◆ What you have to do
Nothing but a number should be returned: the count of lines in the records that contain "true".

(Page and application data records)
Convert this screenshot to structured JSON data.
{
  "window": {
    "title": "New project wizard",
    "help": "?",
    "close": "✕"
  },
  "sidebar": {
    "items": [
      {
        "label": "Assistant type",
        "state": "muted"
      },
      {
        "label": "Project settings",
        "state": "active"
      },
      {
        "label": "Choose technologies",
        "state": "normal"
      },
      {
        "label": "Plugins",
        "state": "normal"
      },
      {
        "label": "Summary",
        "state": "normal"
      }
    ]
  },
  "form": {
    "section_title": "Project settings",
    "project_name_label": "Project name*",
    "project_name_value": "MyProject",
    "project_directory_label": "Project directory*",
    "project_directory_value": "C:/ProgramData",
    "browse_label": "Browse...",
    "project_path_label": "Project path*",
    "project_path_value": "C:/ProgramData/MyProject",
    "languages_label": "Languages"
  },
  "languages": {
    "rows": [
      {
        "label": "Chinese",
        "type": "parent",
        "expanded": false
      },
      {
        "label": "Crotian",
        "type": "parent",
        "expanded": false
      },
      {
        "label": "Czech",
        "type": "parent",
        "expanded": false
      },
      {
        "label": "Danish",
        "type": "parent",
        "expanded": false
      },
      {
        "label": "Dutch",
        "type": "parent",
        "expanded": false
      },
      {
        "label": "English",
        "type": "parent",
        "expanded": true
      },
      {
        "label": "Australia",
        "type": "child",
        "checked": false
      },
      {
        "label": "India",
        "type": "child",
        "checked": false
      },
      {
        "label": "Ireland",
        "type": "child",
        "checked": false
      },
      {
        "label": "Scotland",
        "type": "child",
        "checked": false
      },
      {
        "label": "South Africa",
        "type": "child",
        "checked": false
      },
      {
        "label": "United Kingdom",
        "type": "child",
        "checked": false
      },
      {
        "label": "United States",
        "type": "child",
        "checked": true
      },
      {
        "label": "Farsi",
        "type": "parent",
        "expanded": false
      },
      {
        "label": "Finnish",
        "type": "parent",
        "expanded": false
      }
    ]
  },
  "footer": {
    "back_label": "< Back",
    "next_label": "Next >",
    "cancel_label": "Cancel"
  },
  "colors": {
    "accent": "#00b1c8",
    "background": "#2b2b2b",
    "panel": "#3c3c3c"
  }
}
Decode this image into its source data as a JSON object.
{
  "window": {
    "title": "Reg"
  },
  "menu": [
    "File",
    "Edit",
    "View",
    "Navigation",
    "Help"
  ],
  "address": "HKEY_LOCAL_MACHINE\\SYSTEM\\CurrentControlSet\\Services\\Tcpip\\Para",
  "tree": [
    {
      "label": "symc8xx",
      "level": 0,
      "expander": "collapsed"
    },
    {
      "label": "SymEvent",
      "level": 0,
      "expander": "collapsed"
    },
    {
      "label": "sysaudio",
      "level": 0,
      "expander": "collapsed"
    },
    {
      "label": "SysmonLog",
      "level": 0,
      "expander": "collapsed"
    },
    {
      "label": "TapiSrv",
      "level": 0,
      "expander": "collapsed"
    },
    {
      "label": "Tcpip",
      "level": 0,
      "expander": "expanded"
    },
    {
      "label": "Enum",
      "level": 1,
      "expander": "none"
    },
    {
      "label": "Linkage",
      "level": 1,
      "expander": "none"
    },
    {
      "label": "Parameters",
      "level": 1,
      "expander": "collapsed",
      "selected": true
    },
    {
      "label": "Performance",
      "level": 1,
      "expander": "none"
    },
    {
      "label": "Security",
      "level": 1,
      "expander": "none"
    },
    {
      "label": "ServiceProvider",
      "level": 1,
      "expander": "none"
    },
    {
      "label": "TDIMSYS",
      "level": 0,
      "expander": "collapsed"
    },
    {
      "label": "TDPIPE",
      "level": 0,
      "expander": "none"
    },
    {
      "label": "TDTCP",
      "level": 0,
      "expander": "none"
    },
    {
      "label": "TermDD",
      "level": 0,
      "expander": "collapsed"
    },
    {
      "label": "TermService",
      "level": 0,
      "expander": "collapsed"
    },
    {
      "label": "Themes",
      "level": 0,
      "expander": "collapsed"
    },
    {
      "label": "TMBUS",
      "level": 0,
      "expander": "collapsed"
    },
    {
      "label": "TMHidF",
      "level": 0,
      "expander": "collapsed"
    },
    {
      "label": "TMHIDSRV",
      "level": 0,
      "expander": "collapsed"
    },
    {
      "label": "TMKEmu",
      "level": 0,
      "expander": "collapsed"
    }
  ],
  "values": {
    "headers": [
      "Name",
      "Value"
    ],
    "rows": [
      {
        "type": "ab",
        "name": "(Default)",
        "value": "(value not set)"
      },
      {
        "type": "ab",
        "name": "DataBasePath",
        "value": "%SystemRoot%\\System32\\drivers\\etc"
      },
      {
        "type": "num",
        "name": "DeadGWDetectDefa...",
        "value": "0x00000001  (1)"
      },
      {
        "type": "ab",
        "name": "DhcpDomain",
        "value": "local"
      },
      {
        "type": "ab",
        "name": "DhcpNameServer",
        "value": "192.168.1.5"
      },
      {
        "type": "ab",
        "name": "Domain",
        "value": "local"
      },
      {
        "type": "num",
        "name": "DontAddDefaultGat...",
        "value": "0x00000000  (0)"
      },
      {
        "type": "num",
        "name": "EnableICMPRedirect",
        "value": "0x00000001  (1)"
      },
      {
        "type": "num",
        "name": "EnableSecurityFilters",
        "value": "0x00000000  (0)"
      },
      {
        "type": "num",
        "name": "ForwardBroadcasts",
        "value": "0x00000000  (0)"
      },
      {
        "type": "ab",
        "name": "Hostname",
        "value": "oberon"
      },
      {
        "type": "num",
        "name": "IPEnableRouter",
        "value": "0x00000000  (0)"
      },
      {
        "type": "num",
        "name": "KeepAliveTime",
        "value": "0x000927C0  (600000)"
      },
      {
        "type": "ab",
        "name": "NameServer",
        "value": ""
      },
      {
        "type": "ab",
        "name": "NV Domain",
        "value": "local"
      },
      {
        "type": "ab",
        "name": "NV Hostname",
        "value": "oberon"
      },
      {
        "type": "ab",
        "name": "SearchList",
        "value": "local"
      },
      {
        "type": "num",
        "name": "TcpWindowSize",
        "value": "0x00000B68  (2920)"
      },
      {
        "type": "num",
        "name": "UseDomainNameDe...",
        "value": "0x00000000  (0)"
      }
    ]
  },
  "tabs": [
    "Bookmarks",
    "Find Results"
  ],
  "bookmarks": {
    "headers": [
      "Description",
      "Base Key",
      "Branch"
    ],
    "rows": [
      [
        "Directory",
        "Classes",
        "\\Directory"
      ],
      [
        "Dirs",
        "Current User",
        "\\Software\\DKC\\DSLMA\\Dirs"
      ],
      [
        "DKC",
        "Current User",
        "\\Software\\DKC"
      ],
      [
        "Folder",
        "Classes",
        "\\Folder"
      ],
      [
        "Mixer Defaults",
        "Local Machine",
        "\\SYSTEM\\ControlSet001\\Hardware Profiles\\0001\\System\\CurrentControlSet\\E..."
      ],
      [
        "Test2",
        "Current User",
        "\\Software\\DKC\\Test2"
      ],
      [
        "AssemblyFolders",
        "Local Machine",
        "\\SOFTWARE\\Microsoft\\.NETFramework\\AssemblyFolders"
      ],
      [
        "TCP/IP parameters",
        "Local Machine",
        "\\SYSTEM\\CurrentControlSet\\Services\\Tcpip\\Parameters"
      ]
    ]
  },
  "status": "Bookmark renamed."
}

◆ The completed task
3